clock menu more-arrow no yes

Filed under:

Sunday Rockpile: The Coors Field Hangover

New, comments

The Rockies inability to hit on the road is not news, but baseball writers continue to try and find the root of the issue.

Ron Chenoy-USA TODAY Sports

Searching for a Coors Field hangover – Just a Bit Outside

During the middle of the season last year, Matt Gross put together an interesting article taking an in-depth look at the Rockies success at home and their struggles on the road by using wRC+. The numbers showed the Rockies have a clear inability to adjust playing away from their home in Denver. Recently, Jeff Sullivan at Just a Bit Outside did similarly asked about a "Coors Field Hangover" and why the Rockies offense seems to be completely non- existent playing on the road. He brings up the notion that pitches move differently in Colorado, and it’s possible the Rockies struggle to adjust to "normal" pitch break out on the road. It’s thought that the longer the road trip, the more the Rockies would adjust, which one would assume would show an increase in offense, but this isn’t the case. The Rockies road struggles are a problem, and as Jeff Sullivan states, it’s more than a "two day bug." If a Coors Field hangover does exist, it's not something that corrects itself during a road trip.

The New Bullpen Trend – Sports on Earth

Last offseason the Rockies addressed their bullpen issues by signing former Yankee reliever Boone Logan to a three year - $16.5 million deal that was, for the most part, heavily criticized by Rockies fans. While this signing so far has looked to be a bust, other teams are starting to heavily value bullpen arms, and not just closers. The Yankees and Astros supported this by the Yankees signing Andrew Miller, who was one career save, to a four year - $36 million contract, the largest ever by a non-closer relief pitcher, and the Astros signing Pat Neshek to a two year – $12.5 million contract.

10 MLB bounce-back candidates – Sports on Earth

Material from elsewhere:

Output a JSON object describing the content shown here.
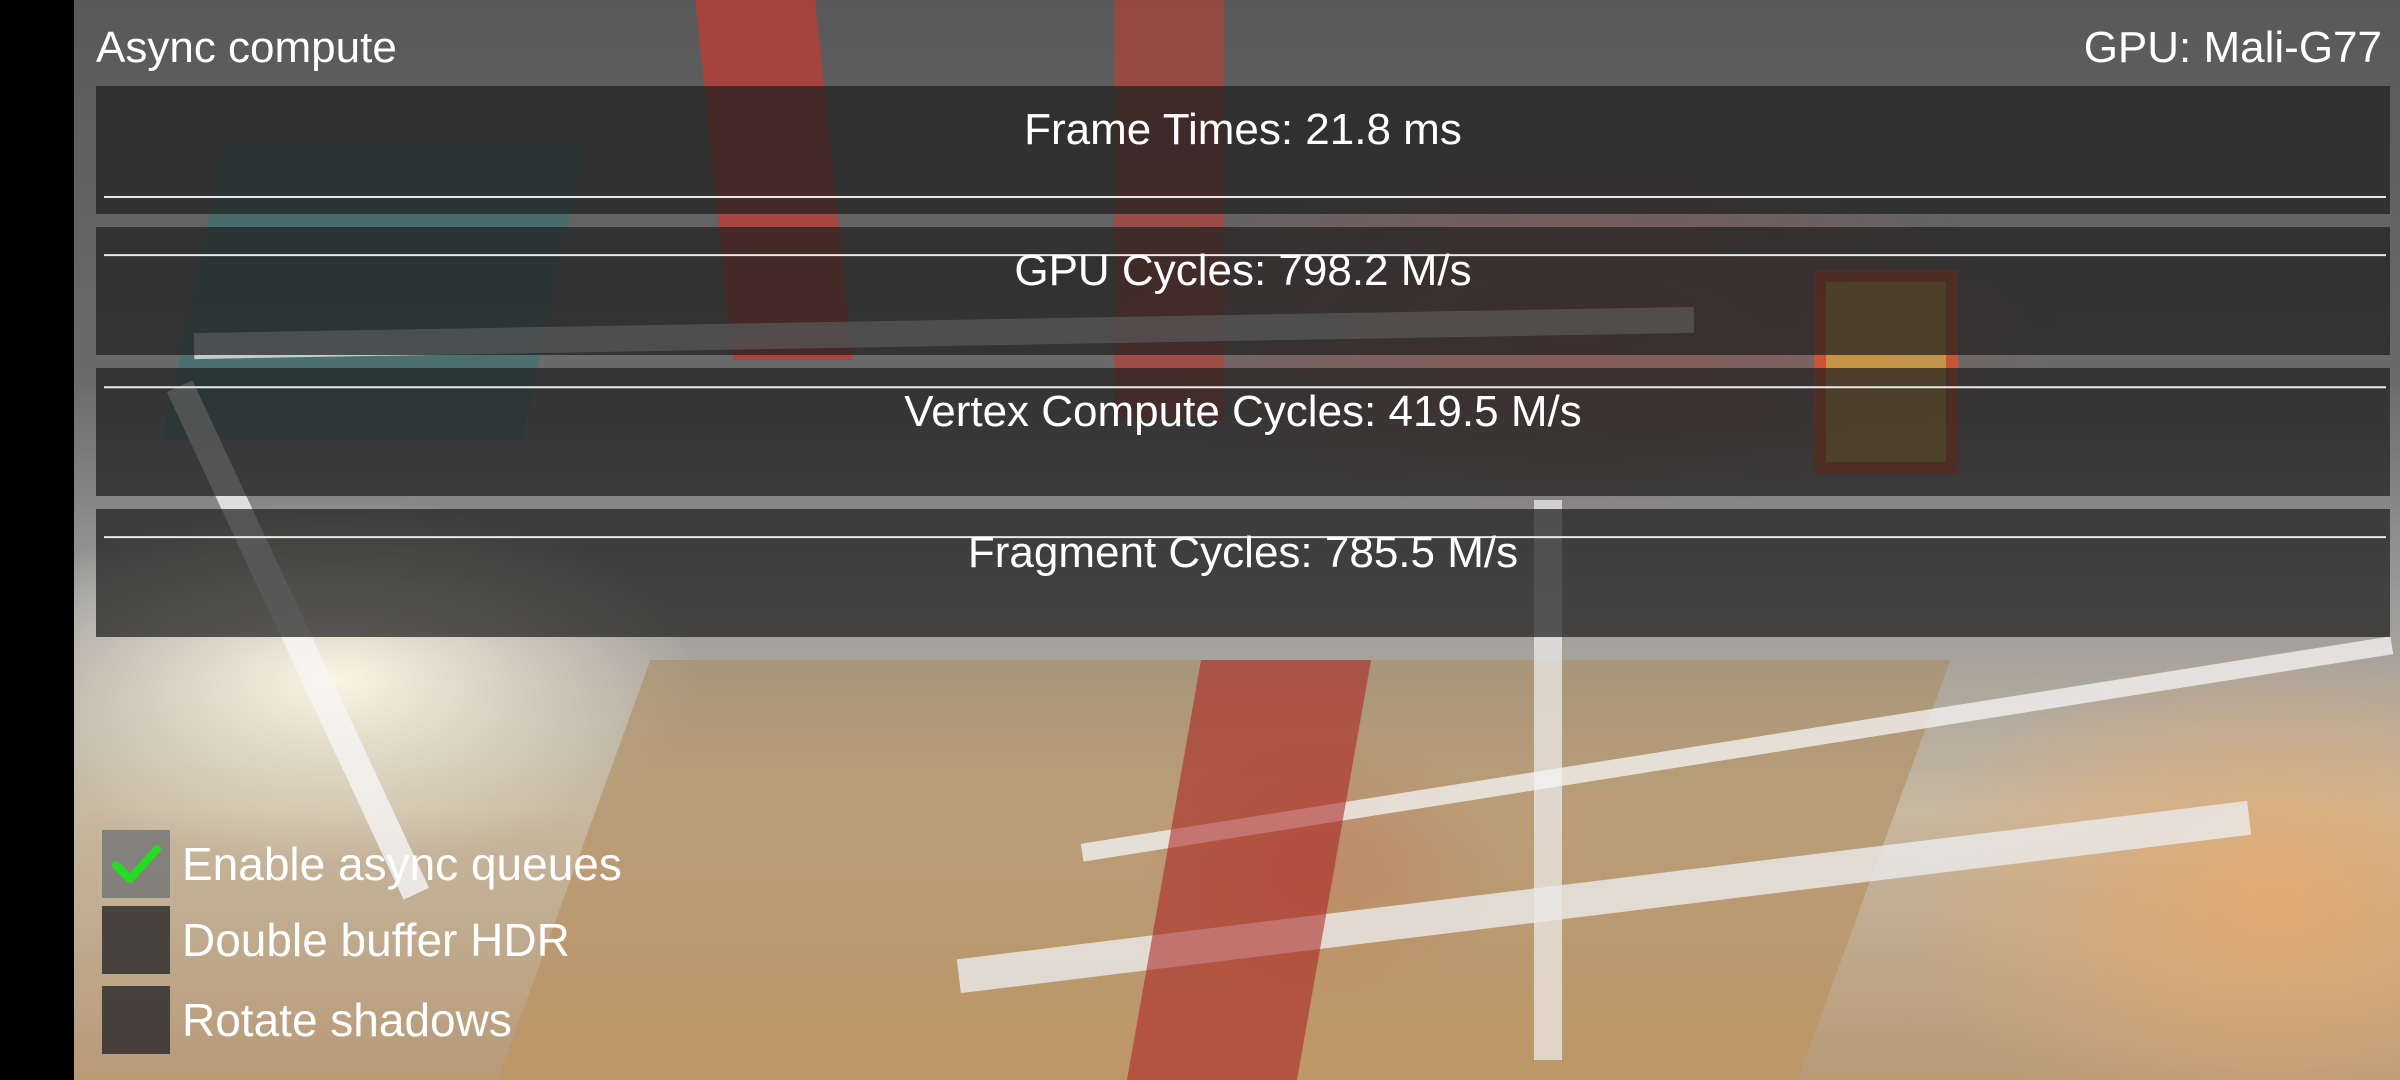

Paul Casella lists his top 10 MLB candidates primed for a bounce-back season in 2015, and he ranks the Rockies own Carlos Gonzalez number six on the list. Cargo had a WAR of -0.3 and has a projected 2015 WAR of 2.3, a difference of 2.6. An injury plagued 2014 lead to a dismal season, but with a full offseason of recovery an rehab, it’s possible we could see Cargo return to his 2010 self, and put up MVP numbers.